The Shôka comes in two forms: Shôka Shôfûtai with a traditional form and Shôka Shimpûtai without a fixed form.

Shôka Shôfûtai

Shôka Shôfûtai was introduced in the Meiji period and is an Ikebana suitable for a tokonoma of a small traditional Japanese room. It consists of three yakueda (main parts) called shin, soe and tai. They are compared to the three poles or functions (heaven, earth and man) that have been considered the basis of all being since ancient times. The inner beauty of the plants is shown in the form of the three yakueda, which react to each other, springing from the mizugiwa and extending upwards.

Shôka Shimputai

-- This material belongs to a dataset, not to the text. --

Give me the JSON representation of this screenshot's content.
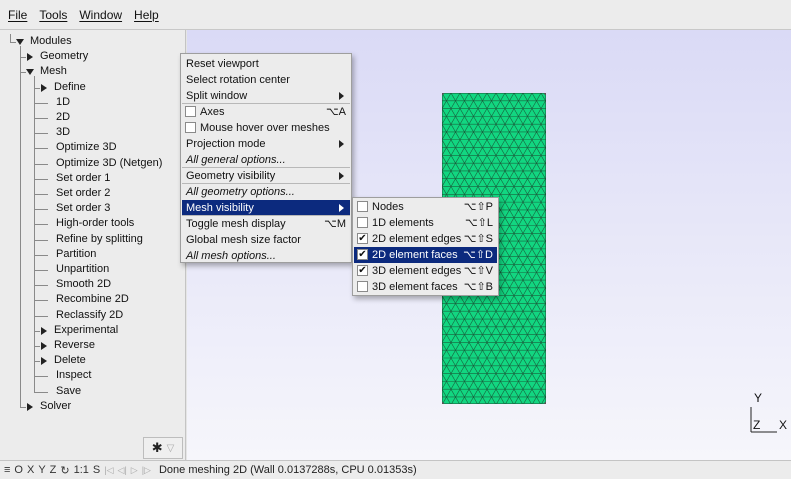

Shôka Shimpûtai was introduced in 1977 by the current Head Master Sen'ei Ikenobô as a new style of shôka. The beauty of a Shôka Shimpûtai is created by looking at the plants from different angles such as colour, shape, texture, extension of the leaves and movement of the stems. The inner beauty of plants that do not fit into the fixed forms of conventional Shôka Shôfûtai can be expressed in Shôka Shimpûtai. It is characterised by clarity and sharpness.